Colin Greenland’s first book, ‘The Entropy Exhibition’ (1983) was an academic dissertation on New Wave SF, which would infer a preoccupation with innovation, radical prose experiments, and gimmicked-up conceptual games. Not so. Tabitha Jute might be Tank Girl by other means, the predominantly female characters menstruate and have lesbian sex, and at times it’s a gloriously lavish Girl Power Hitchhikers Guide, but the Plenty trilogy has its roots sunk directly into Space Opera’s wide-screen extravaganza, complete with the future-shock absorbers of humour. This is a brightly coloured ‘fractel porridge’ graphic novel of a novel, extravagantly and playfully absurd, sketched in with luminous crayola. ‘Plenty’s garish imagery and decorous dialogue meticulously interact at a leisurely pace in which eyes glisten ‘like dark moist eggs’, cables dangle ‘like mating snakes’, ‘scattered blood clashes unpleasantly with the pink and orange decor’, and Boaz speaks like ‘concrete setting’, but it’s seen from multiply-specied perspectives, so it holds fascination through each gradual procession of incidents. Ideas go off like novas more brilliant than exploding suns. Brethren and Sistren, as Marco Metz would say, in the name of the Lord Elvis Almighty, this is a fiction of fabulously delineated character-sketched weirdness in meticulously skewed mindscapes.

Published in:
‘GIG CENTRAL Vol.6 No.4: Dec’ (UK - Dec 1998)
‘THE ZONE no.7’ (UK - Jan 1999)

Sunday, 1 January 2012

Simon Clark's 'Blood & Grit 21'

Short stories by

‘Why is it called Skinner Lane? Why … because
that’s where something called the Skinner lives’

Internationally renowned horror novelist Simon Clark returns to his roots with a new edition of Blood and Grit, the short story collection that launched his career twenty-one years ago. Together with all six original tales, Blood and Grit 21 features the haunting ‘… Beside the Seaside …’, Simon’s first professional sale, while a brand new story takes us back to the iconic ‘Skinner Lane’. In a new illustrated afterword, Simon recounts how the original book came about and reveals the locations that inspired its stories.
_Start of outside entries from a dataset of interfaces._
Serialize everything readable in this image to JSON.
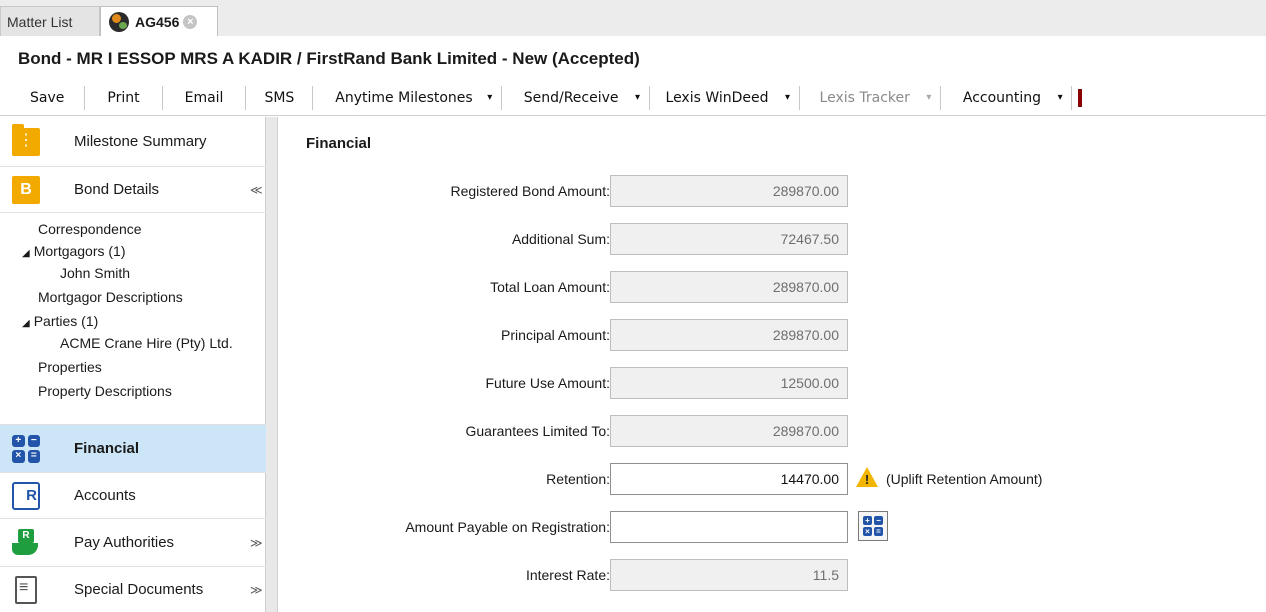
{
  "tabs": {
    "matter_list": "Matter List",
    "active": "AG456",
    "close_glyph": "×"
  },
  "header": {
    "title": "Bond - MR I ESSOP  MRS A KADIR / FirstRand Bank Limited - New  (Accepted)"
  },
  "toolbar": {
    "save": "Save",
    "print": "Print",
    "email": "Email",
    "sms": "SMS",
    "anytime_milestones": "Anytime Milestones",
    "send_receive": "Send/Receive",
    "lexis_windeed": "Lexis WinDeed",
    "lexis_tracker": "Lexis Tracker",
    "accounting": "Accounting",
    "dropdown_glyph": "▾"
  },
  "sidebar": {
    "milestone_summary": "Milestone Summary",
    "bond_details": "Bond Details",
    "bond_chevron": "≈",
    "tree": {
      "correspondence": "Correspondence",
      "mortgagors": "Mortgagors (1)",
      "john_smith": "John Smith",
      "mortgagor_descriptions": "Mortgagor Descriptions",
      "parties": "Parties (1)",
      "acme": "ACME Crane Hire (Pty) Ltd.",
      "properties": "Properties",
      "property_descriptions": "Property Descriptions",
      "expand_glyph": "◢"
    },
    "financial": "Financial",
    "accounts": "Accounts",
    "pay_authorities": "Pay Authorities",
    "special_documents": "Special Documents",
    "expand_chevron": "≫",
    "collapse_chevron": "≪",
    "b_letter": "B",
    "accounts_letter": "R"
  },
  "main": {
    "section_title": "Financial",
    "fields": {
      "registered_bond_amount": {
        "label": "Registered Bond Amount:",
        "value": "289870.00"
      },
      "additional_sum": {
        "label": "Additional Sum:",
        "value": "72467.50"
      },
      "total_loan_amount": {
        "label": "Total Loan Amount:",
        "value": "289870.00"
      },
      "principal_amount": {
        "label": "Principal Amount:",
        "value": "289870.00"
      },
      "future_use_amount": {
        "label": "Future Use Amount:",
        "value": "12500.00"
      },
      "guarantees_limited_to": {
        "label": "Guarantees Limited To:",
        "value": "289870.00"
      },
      "retention": {
        "label": "Retention:",
        "value": "14470.00",
        "note": "(Uplift Retention Amount)"
      },
      "amount_payable": {
        "label": "Amount Payable on Registration:",
        "value": ""
      },
      "interest_rate": {
        "label": "Interest Rate:",
        "value": "11.5"
      }
    }
  },
  "calc_symbols": {
    "plus": "+",
    "minus": "−",
    "times": "×",
    "equals": "="
  },
  "colors": {
    "accent_blue": "#2255aa",
    "folder_orange": "#f2a900",
    "selected_bg": "#cde6f7",
    "warning": "#f2b600",
    "pay_green": "#1e9e3e"
  }
}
Last but not least, this new edition includes the original foreword by Andrew Darlington, who also provides a brand new introduction that’s a rousing celebration of Simon’s career to date.

Simon Clark: Nailed to the Genre
(Foreword to the new edition by Andrew Darlington)
Blood and Grit
Raising the Chill Factor
(Foreword to the first edition by Andrew Darlington)
Skinner Lane
Out From Under
Over Run
Bite Back
Revelling in Brick
Sex, Savagery and Blood, Blood, Blood
Twenty-One Years Later – Afterword by Simon Clark
… Beside the Seaside, Beside the Sea …
21 Skinner Lane

In Paperback or iBookstore format